◆ What the task asks ◆
Do not include the pictures; repeat the rest of the data exactly.

Page and application data records:

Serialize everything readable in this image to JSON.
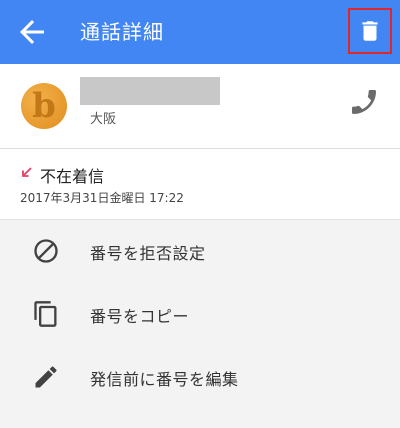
{
  "appbar": {
    "title": "通話詳細",
    "back_icon": "arrow-left-icon",
    "delete_icon": "trash-icon",
    "highlight_color": "#e0272b",
    "bg_color": "#4286f4"
  },
  "contact": {
    "avatar_letter": "b",
    "location": "大阪",
    "call_icon": "phone-icon"
  },
  "call": {
    "type": "不在着信",
    "datetime": "2017年3月31日金曜日 17:22",
    "missed_icon": "missed-call-arrow-icon",
    "missed_color": "#e53f66"
  },
  "actions": [
    {
      "label": "番号を拒否設定",
      "icon": "block-icon"
    },
    {
      "label": "番号をコピー",
      "icon": "copy-icon"
    },
    {
      "label": "発信前に番号を編集",
      "icon": "pencil-icon"
    }
  ]
}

◆ Response to the task ◆
Serialize everything readable in this image to JSON.
{
  "appbar": {
    "title": "通話詳細",
    "back_icon": "arrow-left-icon",
    "delete_icon": "trash-icon",
    "highlight_color": "#e0272b",
    "bg_color": "#4286f4"
  },
  "contact": {
    "avatar_letter": "b",
    "location": "大阪",
    "call_icon": "phone-icon"
  },
  "call": {
    "type": "不在着信",
    "datetime": "2017年3月31日金曜日 17:22",
    "missed_icon": "missed-call-arrow-icon",
    "missed_color": "#e53f66"
  },
  "actions": [
    {
      "label": "番号を拒否設定",
      "icon": "block-icon"
    },
    {
      "label": "番号をコピー",
      "icon": "copy-icon"
    },
    {
      "label": "発信前に番号を編集",
      "icon": "pencil-icon"
    }
  ]
}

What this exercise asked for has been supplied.